Wounded Warriors Project is a Fraud – Fiction!
Summary of eRumor:
The Wounded Warriors Project is a fraud and dedicates a small percentage of its proceeds to assisting veterans who were wounded in the line of duty and organizations that support them.
This claim is false.
In fiscal year 2013, the Wounded Warriors Foundation took in $234 million in donations and dedicated 80 percent of that amount to programs for wounded veterans, according to tax records.
The eRumor’s claim that the organization spends just 3.5% of its total income on grants for individuals and veteran organizations is misleading. The Wounded Warriors Foundation began awarding grants to veteran organizations with similar goals in 2012, the year cited by the eRumor, and the amount it awards in grants has increased dramatically since. The Wounded Warriors Foundation reports:
Since its inception in 2012, WWP Program Grants has held two grant cycles each year. WWP Program Grants are awarded in amounts up to 250,000 and last one full year from the date of award.

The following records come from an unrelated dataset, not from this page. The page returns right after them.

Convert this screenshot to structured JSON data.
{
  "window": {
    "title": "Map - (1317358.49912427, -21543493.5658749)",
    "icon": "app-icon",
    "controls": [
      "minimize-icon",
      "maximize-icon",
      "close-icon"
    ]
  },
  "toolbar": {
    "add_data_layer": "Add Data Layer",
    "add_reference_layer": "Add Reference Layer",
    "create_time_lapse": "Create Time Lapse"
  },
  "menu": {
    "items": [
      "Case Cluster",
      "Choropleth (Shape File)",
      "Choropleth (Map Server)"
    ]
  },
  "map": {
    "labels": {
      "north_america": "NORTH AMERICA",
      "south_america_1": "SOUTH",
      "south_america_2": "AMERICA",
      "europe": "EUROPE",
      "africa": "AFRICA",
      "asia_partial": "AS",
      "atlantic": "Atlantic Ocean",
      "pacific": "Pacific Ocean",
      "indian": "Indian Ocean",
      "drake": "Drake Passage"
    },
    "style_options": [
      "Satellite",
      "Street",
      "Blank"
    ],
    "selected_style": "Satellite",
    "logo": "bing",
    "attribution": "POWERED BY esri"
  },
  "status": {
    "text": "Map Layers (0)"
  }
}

Our in-depth grant evaluation process ensures WWP provides financial support to groups espousing kindred priorities and policies, and with the same commitment to our mission to honor and empower Wounded Warriors. Historically, WWP has supported organizations that seek to enhance the lives of wounded service members through programs aimed at improving mental health and wellness; exposing wounded service members to new opportunities for physical fitness and activity; connecting wounded service members with their peers and communities; and enhancing economic empowerment and independence.
In 2013, the Wounded Warriors Foundation reported that it paid $16.8 million in grants to other veteran organizations. And the claim that the group pays less than $1 million in grants to individual veterans is also false. Various organizations that receive grants from the Wounded Warriors Foundation use that money to provide direct assistance to disabled veterans, and those figures aren’t reflected in the eRumor’s claim.
In just one grant cycle in 2014, a number of grant recipients provided direct support to veterans, according to the Wounded Warriors Foundation:
2014 SECOND CYCLE GRANT RECIPIENTS
Minnesota Assistance Council for Veterans – Homelessness Prevention:
MACV offers short-term assistance when payment or service will resolve the veteran’s current crisis. Assistance includes direct payments for rent/mortgage, security deposits, transportation, utilities, food, clothing, and more. This direct assistance helps veterans to continue concentrating on long-term stabilization goals to obtain secure housing and employment.
US Vets – Homelessness Prevention:
Wrap-Around Shelter and Support Services for Homeless Veterans provides housing, meals, mental health counseling, case management, and employment services to post 9/11 veterans and their families who are homeless or at-risk for homelessness.
Veterans One-stop Center of Western New York – Military to Civilian Transition:
The Warrior Transition & Integration Assistance Program assists warriors with their transition and integration to civilian life through the collaborative provision of integrated care management. Direct services focus on homelessness prevention, workforce readiness and development, family resiliency/reintegration, and other supportive services to help empower warriors to complete their transition and integration.
Variations of this eRumor also make claims about so-called excessive salaries that Wounded Warrior Foundation executives earn. Steven Nardizzi, the executive director of the group, earned $375,000 in 2013, according to the independent website Charity Navigator. That’s on par with the average salary of executives from other non-profits.
Overall, the Wounded Warriors Foundation receives high marks for its overall performance, financial efficiency and transparency. Charity Navigator rated its overall performance at 86.11 out of a possible 100 for fiscal year 2013.